We are happy to present the Call and Agenda of our 2nd Symposium! This year, the modality changes with a format that favours discussion. We will be connecting from Mòra d’Ebre, Spain, on the 6th,7th, and 8th of October 2022!


The call is open to all! You are welcome to submit a thought piece and/or simply join the discussion process. The intended theme has an intentional broad area of interest, to reduce limitations for participants and potential project development. Topics could for example include technical/engineering, cultural heritage, any type of social adaptive structures and related topics

Creative Systemic Research Platform, the Concept
What do we mean by creative systemic? This area of research has been on-going, developing (through various stages) over the past 15+ years, specifically targeting the concept of tacit knowledge network dynamics as related to systemic structures. The structural dynamics exposed a very creative aspect of this research approach. The creative could be found embedded in the creation and engagement of the multitude of relationship dynamics and interaction between all (including elements, actors, levels, layers and the like).
So what are examples of the all important emergence of these structural dynamics and their rhythms, patterns and behaviours? The terms multi, trans, inter, intra, poli – disciplinary approaches have been in discussion for many years, but the way in which identification, discussion, engagement and conceptual development have evolved highlights the continuation of vigorous debate within these various contexts. The development of a “platform” is not a new concept but it remains an important one, and has proven to be a critical methodological approach to support any nexus of various contexts at play, typical for creative systemic research. Now more than ever, the capability of developing and delivering a wide range of learning systems has become a necessary skill set. The successful engagement with any learning system has become critical, for in depth understanding of the way we are, and how we are living and existing within our immediate environments. This also extends to include the relationships that link us between the urban, peri-urban and rural environments.

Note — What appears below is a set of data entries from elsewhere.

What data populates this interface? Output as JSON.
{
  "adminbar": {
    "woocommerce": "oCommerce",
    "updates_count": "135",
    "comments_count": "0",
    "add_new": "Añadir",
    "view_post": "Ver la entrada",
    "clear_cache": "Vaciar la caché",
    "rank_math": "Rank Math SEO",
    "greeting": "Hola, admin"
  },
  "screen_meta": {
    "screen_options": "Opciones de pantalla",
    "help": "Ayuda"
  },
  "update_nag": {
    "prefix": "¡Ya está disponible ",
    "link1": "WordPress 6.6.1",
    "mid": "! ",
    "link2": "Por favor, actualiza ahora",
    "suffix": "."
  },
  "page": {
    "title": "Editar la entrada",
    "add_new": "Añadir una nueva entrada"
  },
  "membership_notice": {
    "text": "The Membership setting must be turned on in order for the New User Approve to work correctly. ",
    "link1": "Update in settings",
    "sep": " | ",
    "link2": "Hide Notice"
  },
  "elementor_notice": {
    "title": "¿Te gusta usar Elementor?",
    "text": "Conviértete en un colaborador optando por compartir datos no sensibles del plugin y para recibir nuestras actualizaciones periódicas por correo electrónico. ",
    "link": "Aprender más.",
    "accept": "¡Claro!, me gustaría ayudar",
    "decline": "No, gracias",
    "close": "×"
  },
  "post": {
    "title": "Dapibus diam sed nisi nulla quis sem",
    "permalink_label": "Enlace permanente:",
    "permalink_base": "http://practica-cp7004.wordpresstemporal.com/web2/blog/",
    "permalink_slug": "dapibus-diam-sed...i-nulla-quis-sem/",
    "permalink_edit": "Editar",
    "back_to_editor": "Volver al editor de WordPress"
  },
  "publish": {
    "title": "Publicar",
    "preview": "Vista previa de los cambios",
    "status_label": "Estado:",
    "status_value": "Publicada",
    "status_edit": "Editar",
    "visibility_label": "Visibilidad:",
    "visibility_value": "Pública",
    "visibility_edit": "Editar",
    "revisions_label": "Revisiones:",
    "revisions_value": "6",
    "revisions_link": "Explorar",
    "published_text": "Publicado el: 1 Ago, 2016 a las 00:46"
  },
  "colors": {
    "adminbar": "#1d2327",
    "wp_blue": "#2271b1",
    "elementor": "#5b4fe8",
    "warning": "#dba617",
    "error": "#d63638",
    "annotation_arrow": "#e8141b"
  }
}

The Symposium Format and Submissions
This discussion invites thought pieces or extended abstracts or academic posters (aim for half to one page) that expand on the bottom up, the nexus of disciplinary approaches, including cases that discuss thinking and practice, from any type of interactive project/performances or processes, case studies through to field
experiences.
We will ask you to send in your submissions and your preferred working titles so that we can schedule your presentations to our colleagues for digestion before the symposium begins. These thought pieces will create a type of table of contents for open discussion, with a view to exploring the relationships with the concept of creative systemic research and practice. The presented concepts/thought pieces have the possibility to go through the multimedia publication process, with a publication date planned for October/November 2023.
The publication process will be presented at the symposium as a thought piece and part of the introduction for the Symposium.

Send submission pieces to csrp.institute@gmail.com
Subscribe for attendance and participation in the discussion at csrp.institute@gmail.com
The zoom link will be sent before the start for the online attendance.

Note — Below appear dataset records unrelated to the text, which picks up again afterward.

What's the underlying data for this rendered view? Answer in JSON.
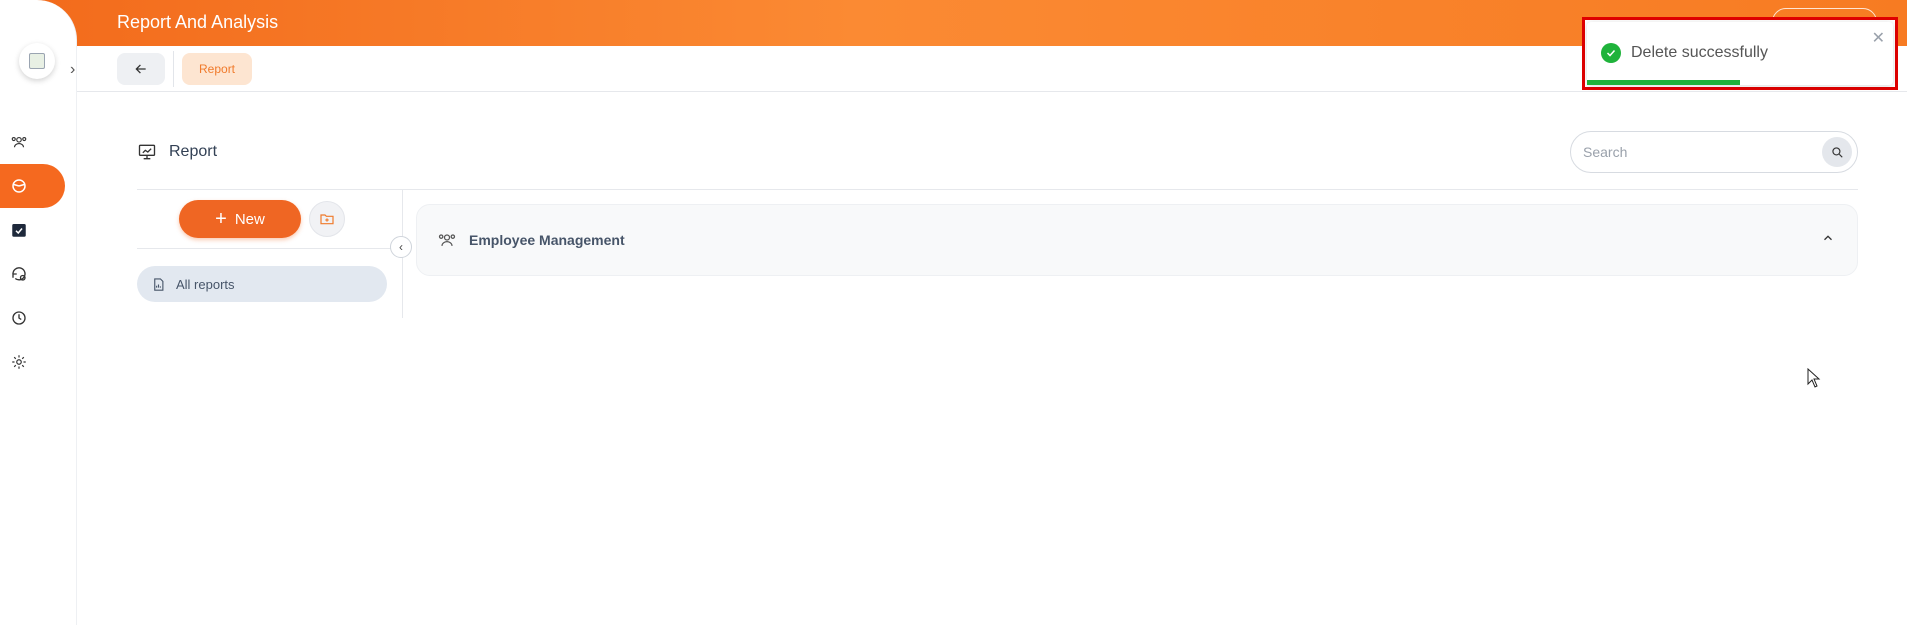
{
  "header": {
    "title": "Report And Analysis"
  },
  "toolbar": {
    "breadcrumb": "Report"
  },
  "page": {
    "title": "Report"
  },
  "search": {
    "placeholder": "Search",
    "value": ""
  },
  "left_panel": {
    "new_label": "New",
    "all_reports_label": "All reports"
  },
  "groups": [
    {
      "label": "Employee Management"
    }
  ],
  "toast": {
    "message": "Delete successfully",
    "progress": 0.5
  },
  "sidebar": {
    "items": [
      {
        "icon": "users-icon",
        "active": false
      },
      {
        "icon": "chart-pie-icon",
        "active": true
      },
      {
        "icon": "calendar-check-icon",
        "active": false
      },
      {
        "icon": "history-settings-icon",
        "active": false
      },
      {
        "icon": "clock-history-icon",
        "active": false
      },
      {
        "icon": "gear-icon",
        "active": false
      }
    ]
  },
  "colors": {
    "accent": "#f5691f",
    "success": "#1fb33b",
    "highlight": "#e00000"
  }
}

Agenda Symposium 2022 (CEST, UTC +1)

October 6th:
10 am – Welcome and introduction
10.15 am – Presenting the thought pieces (approx. 10 mins each, including any current Australasian colleagues)
12.30 pm – Lunch
14.00 pm – Open discussion and formulation of tacit table of contents for topic relationships (also any
presentations from our current our Canadian and U.S. colleagues).
17.00 pm – End of formal discussions.
19.00 pm – Dinner

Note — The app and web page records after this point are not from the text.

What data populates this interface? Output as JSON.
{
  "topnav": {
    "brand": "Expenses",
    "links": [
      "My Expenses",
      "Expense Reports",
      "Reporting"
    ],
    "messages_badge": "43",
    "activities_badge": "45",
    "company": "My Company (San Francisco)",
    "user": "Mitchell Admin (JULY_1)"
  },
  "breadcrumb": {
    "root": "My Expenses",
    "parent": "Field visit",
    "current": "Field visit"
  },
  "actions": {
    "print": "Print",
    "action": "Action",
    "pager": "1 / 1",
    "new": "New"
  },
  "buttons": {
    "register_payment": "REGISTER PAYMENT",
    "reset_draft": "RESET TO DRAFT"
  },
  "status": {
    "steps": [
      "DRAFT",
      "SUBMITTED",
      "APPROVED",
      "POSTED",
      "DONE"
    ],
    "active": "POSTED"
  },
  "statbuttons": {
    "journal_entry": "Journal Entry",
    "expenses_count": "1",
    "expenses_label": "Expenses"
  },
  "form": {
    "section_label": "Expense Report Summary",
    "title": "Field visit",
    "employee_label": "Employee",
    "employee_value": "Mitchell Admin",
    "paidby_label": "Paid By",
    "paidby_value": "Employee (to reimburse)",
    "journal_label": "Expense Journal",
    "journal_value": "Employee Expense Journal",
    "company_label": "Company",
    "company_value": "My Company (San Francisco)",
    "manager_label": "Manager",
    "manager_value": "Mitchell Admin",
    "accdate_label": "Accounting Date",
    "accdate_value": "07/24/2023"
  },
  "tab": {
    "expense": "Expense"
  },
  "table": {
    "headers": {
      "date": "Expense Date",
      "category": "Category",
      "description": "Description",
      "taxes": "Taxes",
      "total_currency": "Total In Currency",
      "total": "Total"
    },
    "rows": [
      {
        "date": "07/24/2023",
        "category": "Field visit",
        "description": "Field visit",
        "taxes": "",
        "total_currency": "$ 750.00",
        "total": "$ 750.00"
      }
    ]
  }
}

October 7th:
10 am – Summary of previous discussions (including any current Australasian colleagues)
12.30 pm – Lunch
14.00 pm – Open discussion and formulation of processes for topic continuation into next year 2023. (also
summary discussion with current our Canadian and U.S. colleagues).
17.00pm – End of formal discussions.
19.00pm – Dinner


October 8th:
11.00 am – Summary and closing comments for CSRP Institute Symposium
12.30 pm – Lunch
14.00 pm – AGM meeting
15.30 pm– Closing of the AGM for 2022.